Meanwhile, bodies are piling up. CPD and Merit’s Grandfather are trying to find the connection – which is actually found by Mallory, Merit’s best friend and recovering sorceress. Then the GP finally shows up for the challenge, and Ethan isn’t the only challenger. The challenges are interesting, and through all this, one of the challengers is trying to blackmail Ethan into withdrawing and the fact he won’t discuss it with Merit is causing a rift.
I really have to give Ms Neill credit for producing a book that is part mystery, part slice of life about friendship and family, part romance, and overall, an action book. It’s good. Amazingly, the story did not get away from her. All in all, it’s one of the better entries in this series, which says a LOT for a book 10 in any series.
My score for Blood Games is B+(4.2*) and highly recommended read.
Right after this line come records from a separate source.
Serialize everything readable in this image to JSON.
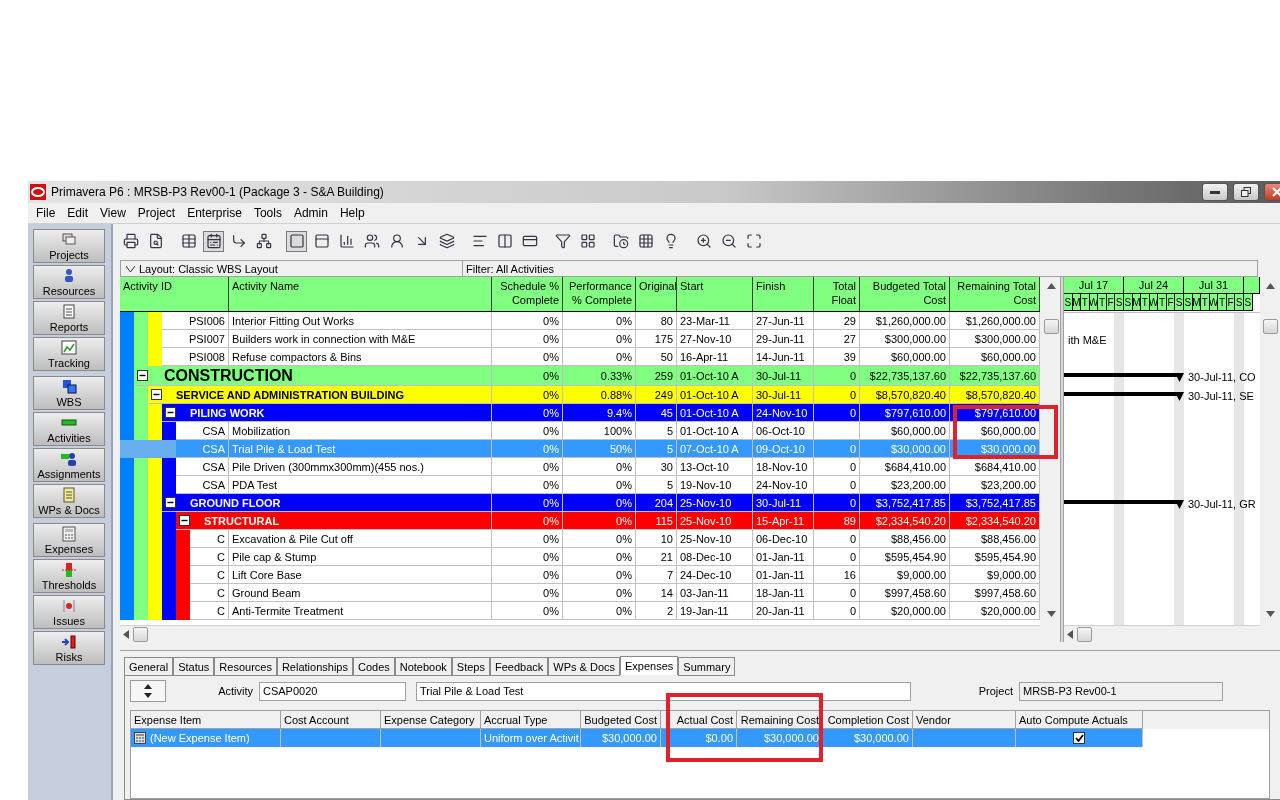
{
  "window": {
    "title": "Primavera P6 : MRSB-P3 Rev00-1 (Package 3 - S&A Building)"
  },
  "menu": [
    "File",
    "Edit",
    "View",
    "Project",
    "Enterprise",
    "Tools",
    "Admin",
    "Help"
  ],
  "sidebar": {
    "groups": [
      [
        {
          "label": "Projects"
        },
        {
          "label": "Resources"
        },
        {
          "label": "Reports"
        },
        {
          "label": "Tracking"
        }
      ],
      [
        {
          "label": "WBS"
        },
        {
          "label": "Activities"
        },
        {
          "label": "Assignments"
        },
        {
          "label": "WPs & Docs"
        }
      ],
      [
        {
          "label": "Expenses"
        },
        {
          "label": "Thresholds"
        },
        {
          "label": "Issues"
        },
        {
          "label": "Risks"
        }
      ]
    ]
  },
  "toolbar": [
    [
      {
        "selected": false
      },
      {
        "selected": false
      }
    ],
    [
      {
        "selected": false
      },
      {
        "selected": true
      },
      {
        "selected": false
      },
      {
        "selected": false
      }
    ],
    [
      {
        "selected": true
      },
      {
        "selected": false
      },
      {
        "selected": false
      },
      {
        "selected": false
      },
      {
        "selected": false
      },
      {
        "selected": false
      },
      {
        "selected": false
      }
    ],
    [
      {
        "selected": false
      },
      {
        "selected": false
      },
      {
        "selected": false
      }
    ],
    [
      {
        "selected": false
      },
      {
        "selected": false
      }
    ],
    [
      {
        "selected": false
      },
      {
        "selected": false
      },
      {
        "selected": false
      }
    ],
    [
      {
        "selected": false
      },
      {
        "selected": false
      },
      {
        "selected": false
      }
    ]
  ],
  "layout_bar": {
    "layout": "Layout: Classic WBS Layout",
    "filter": "Filter: All Activities"
  },
  "table": {
    "columns": [
      "Activity ID",
      "Activity Name",
      "Schedule % Complete",
      "Performance % Complete",
      "Original",
      "Start",
      "Finish",
      "Total Float",
      "Budgeted Total Cost",
      "Remaining Total Cost"
    ],
    "rows": [
      {
        "kind": "wbs_band",
        "color": "#0080ff",
        "children": [
          {
            "kind": "wbs_band",
            "color": "#80ff80",
            "children": [
              {
                "kind": "wbs_band",
                "color": "#ffff00",
                "children": [
                  {
                    "kind": "activity",
                    "selected": false,
                    "id": "PSI006",
                    "name": "Interior Fitting Out Works",
                    "schedule_pct": "0%",
                    "performance_pct": "0%",
                    "original_duration": "80",
                    "start": "23-Mar-11",
                    "finish": "27-Jun-11",
                    "total_float": "29",
                    "budgeted_total_cost": "$1,260,000.00",
                    "remaining_total_cost": "$1,260,000.00"
                  },
                  {
                    "kind": "activity",
                    "selected": false,
                    "id": "PSI007",
                    "name": "Builders work in connection with M&E",
                    "schedule_pct": "0%",
                    "performance_pct": "0%",
                    "original_duration": "175",
                    "start": "27-Nov-10",
                    "finish": "29-Jun-11",
                    "total_float": "27",
                    "budgeted_total_cost": "$300,000.00",
                    "remaining_total_cost": "$300,000.00",
                    "gantt_bar": false,
                    "gantt_label": "ith M&E"
                  },
                  {
                    "kind": "activity",
                    "selected": false,
                    "id": "PSI008",
                    "name": "Refuse compactors & Bins",
                    "schedule_pct": "0%",
                    "performance_pct": "0%",
                    "original_duration": "50",
                    "start": "16-Apr-11",
                    "finish": "14-Jun-11",
                    "total_float": "39",
                    "budgeted_total_cost": "$60,000.00",
                    "remaining_total_cost": "$60,000.00"
                  }
                ]
              }
            ]
          },
          {
            "kind": "wbs",
            "expanded": true,
            "color": "#80ff80",
            "name": "CONSTRUCTION",
            "schedule_pct": "0%",
            "performance_pct": "0.33%",
            "original_duration": "259",
            "start": "01-Oct-10 A",
            "finish": "30-Jul-11",
            "total_float": "0",
            "budgeted_total_cost": "$22,735,137.60",
            "remaining_total_cost": "$22,735,137.60",
            "gantt_bar": true,
            "gantt_label": "30-Jul-11, CO",
            "children": [
              {
                "kind": "wbs",
                "expanded": true,
                "color": "#ffff00",
                "name": "SERVICE AND ADMINISTRATION BUILDING",
                "schedule_pct": "0%",
                "performance_pct": "0.88%",
                "original_duration": "249",
                "start": "01-Oct-10 A",
                "finish": "30-Jul-11",
                "total_float": "0",
                "budgeted_total_cost": "$8,570,820.40",
                "remaining_total_cost": "$8,570,820.40",
                "gantt_bar": true,
                "gantt_label": "30-Jul-11, SE",
                "children": [
                  {
                    "kind": "wbs",
                    "expanded": true,
                    "color": "#0000ff",
                    "name": "PILING WORK",
                    "schedule_pct": "0%",
                    "performance_pct": "9.4%",
                    "original_duration": "45",
                    "start": "01-Oct-10 A",
                    "finish": "24-Nov-10",
                    "total_float": "0",
                    "budgeted_total_cost": "$797,610.00",
                    "remaining_total_cost": "$797,610.00",
                    "children": [
                      {
                        "kind": "activity",
                        "selected": false,
                        "id": "CSA",
                        "name": "Mobilization",
                        "schedule_pct": "0%",
                        "performance_pct": "100%",
                        "original_duration": "5",
                        "start": "01-Oct-10 A",
                        "finish": "06-Oct-10",
                        "budgeted_total_cost": "$60,000.00",
                        "remaining_total_cost": "$60,000.00"
                      },
                      {
                        "kind": "activity",
                        "selected": true,
                        "id": "CSA",
                        "name": "Trial Pile & Load Test",
                        "schedule_pct": "0%",
                        "performance_pct": "50%",
                        "original_duration": "5",
                        "start": "07-Oct-10 A",
                        "finish": "09-Oct-10",
                        "total_float": "0",
                        "budgeted_total_cost": "$30,000.00",
                        "remaining_total_cost": "$30,000.00"
                      },
                      {
                        "kind": "activity",
                        "selected": false,
                        "id": "CSA",
                        "name": "Pile Driven (300mmx300mm)(455 nos.)",
                        "schedule_pct": "0%",
                        "performance_pct": "0%",
                        "original_duration": "30",
                        "start": "13-Oct-10",
                        "finish": "18-Nov-10",
                        "total_float": "0",
                        "budgeted_total_cost": "$684,410.00",
                        "remaining_total_cost": "$684,410.00"
                      },
                      {
                        "kind": "activity",
                        "selected": false,
                        "id": "CSA",
                        "name": "PDA Test",
                        "schedule_pct": "0%",
                        "performance_pct": "0%",
                        "original_duration": "5",
                        "start": "19-Nov-10",
                        "finish": "24-Nov-10",
                        "total_float": "0",
                        "budgeted_total_cost": "$23,200.00",
                        "remaining_total_cost": "$23,200.00"
                      }
                    ]
                  },
                  {
                    "kind": "wbs",
                    "expanded": true,
                    "color": "#0000ff",
                    "name": "GROUND FLOOR",
                    "schedule_pct": "0%",
                    "performance_pct": "0%",
                    "original_duration": "204",
                    "start": "25-Nov-10",
                    "finish": "30-Jul-11",
                    "total_float": "0",
                    "budgeted_total_cost": "$3,752,417.85",
                    "remaining_total_cost": "$3,752,417.85",
                    "gantt_bar": true,
                    "gantt_label": "30-Jul-11, GR",
                    "children": [
                      {
                        "kind": "wbs",
                        "expanded": true,
                        "color": "#ff0000",
                        "name": "STRUCTURAL",
                        "schedule_pct": "0%",
                        "performance_pct": "0%",
                        "original_duration": "115",
                        "start": "25-Nov-10",
                        "finish": "15-Apr-11",
                        "total_float": "89",
                        "budgeted_total_cost": "$2,334,540.20",
                        "remaining_total_cost": "$2,334,540.20",
                        "children": [
                          {
                            "kind": "activity",
                            "selected": false,
                            "id": "C",
                            "name": "Excavation & Pile Cut off",
                            "schedule_pct": "0%",
                            "performance_pct": "0%",
                            "original_duration": "10",
                            "start": "25-Nov-10",
                            "finish": "06-Dec-10",
                            "total_float": "0",
                            "budgeted_total_cost": "$88,456.00",
                            "remaining_total_cost": "$88,456.00"
                          },
                          {
                            "kind": "activity",
                            "selected": false,
                            "id": "C",
                            "name": "Pile cap & Stump",
                            "schedule_pct": "0%",
                            "performance_pct": "0%",
                            "original_duration": "21",
                            "start": "08-Dec-10",
                            "finish": "01-Jan-11",
                            "total_float": "0",
                            "budgeted_total_cost": "$595,454.90",
                            "remaining_total_cost": "$595,454.90"
                          },
                          {
                            "kind": "activity",
                            "selected": false,
                            "id": "C",
                            "name": "Lift Core Base",
                            "schedule_pct": "0%",
                            "performance_pct": "0%",
                            "original_duration": "7",
                            "start": "24-Dec-10",
                            "finish": "01-Jan-11",
                            "total_float": "16",
                            "budgeted_total_cost": "$9,000.00",
                            "remaining_total_cost": "$9,000.00"
                          },
                          {
                            "kind": "activity",
                            "selected": false,
                            "id": "C",
                            "name": "Ground Beam",
                            "schedule_pct": "0%",
                            "performance_pct": "0%",
                            "original_duration": "14",
                            "start": "03-Jan-11",
                            "finish": "18-Jan-11",
                            "total_float": "0",
                            "budgeted_total_cost": "$997,458.60",
                            "remaining_total_cost": "$997,458.60"
                          },
                          {
                            "kind": "activity",
                            "selected": false,
                            "id": "C",
                            "name": "Anti-Termite Treatment",
                            "schedule_pct": "0%",
                            "performance_pct": "0%",
                            "original_duration": "2",
                            "start": "19-Jan-11",
                            "finish": "20-Jan-11",
                            "total_float": "0",
                            "budgeted_total_cost": "$20,000.00",
                            "remaining_total_cost": "$20,000.00"
                          }
                        ]
                      }
                    ]
                  }
                ]
              }
            ]
          }
        ]
      }
    ]
  },
  "gantt": {
    "weeks": [
      {
        "label": "Jul 17",
        "days": [
          "S",
          "M",
          "T",
          "W",
          "T",
          "F",
          "S"
        ]
      },
      {
        "label": "Jul 24",
        "days": [
          "S",
          "M",
          "T",
          "W",
          "T",
          "F",
          "S"
        ]
      },
      {
        "label": "Jul 31",
        "days": [
          "S",
          "M",
          "T",
          "W",
          "T",
          "F",
          "S"
        ]
      },
      {
        "days": [
          "S"
        ]
      }
    ]
  },
  "details": {
    "tabs": [
      {
        "label": "General",
        "selected": false
      },
      {
        "label": "Status",
        "selected": false
      },
      {
        "label": "Resources",
        "selected": false
      },
      {
        "label": "Relationships",
        "selected": false
      },
      {
        "label": "Codes",
        "selected": false
      },
      {
        "label": "Notebook",
        "selected": false
      },
      {
        "label": "Steps",
        "selected": false
      },
      {
        "label": "Feedback",
        "selected": false
      },
      {
        "label": "WPs & Docs",
        "selected": false
      },
      {
        "label": "Expenses",
        "selected": true
      },
      {
        "label": "Summary",
        "selected": false
      }
    ],
    "activity": {
      "label": "Activity",
      "id": "CSAP0020",
      "name": "Trial Pile & Load Test"
    },
    "project": {
      "label": "Project",
      "value": "MRSB-P3 Rev00-1"
    },
    "expenses": {
      "columns": [
        "Expense Item",
        "Cost Account",
        "Expense Category",
        "Accrual Type",
        "Budgeted Cost",
        "Actual Cost",
        "Remaining Cost",
        "Completion Cost",
        "Vendor",
        "Auto Compute Actuals"
      ],
      "rows": [
        {
          "selected": true,
          "expense_item": "(New Expense Item)",
          "accrual_type": "Uniform over Activit",
          "budgeted_cost": "$30,000.00",
          "actual_cost": "$0.00",
          "remaining_cost": "$30,000.00",
          "completion_cost": "$30,000.00",
          "auto_compute_actuals": true
        }
      ]
    }
  }
}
The whole series for UF fans and this one is a MUST!!!!!!!!!!!!!
My next entry will be a few quick reviews and then I’ll get to work reading August releases.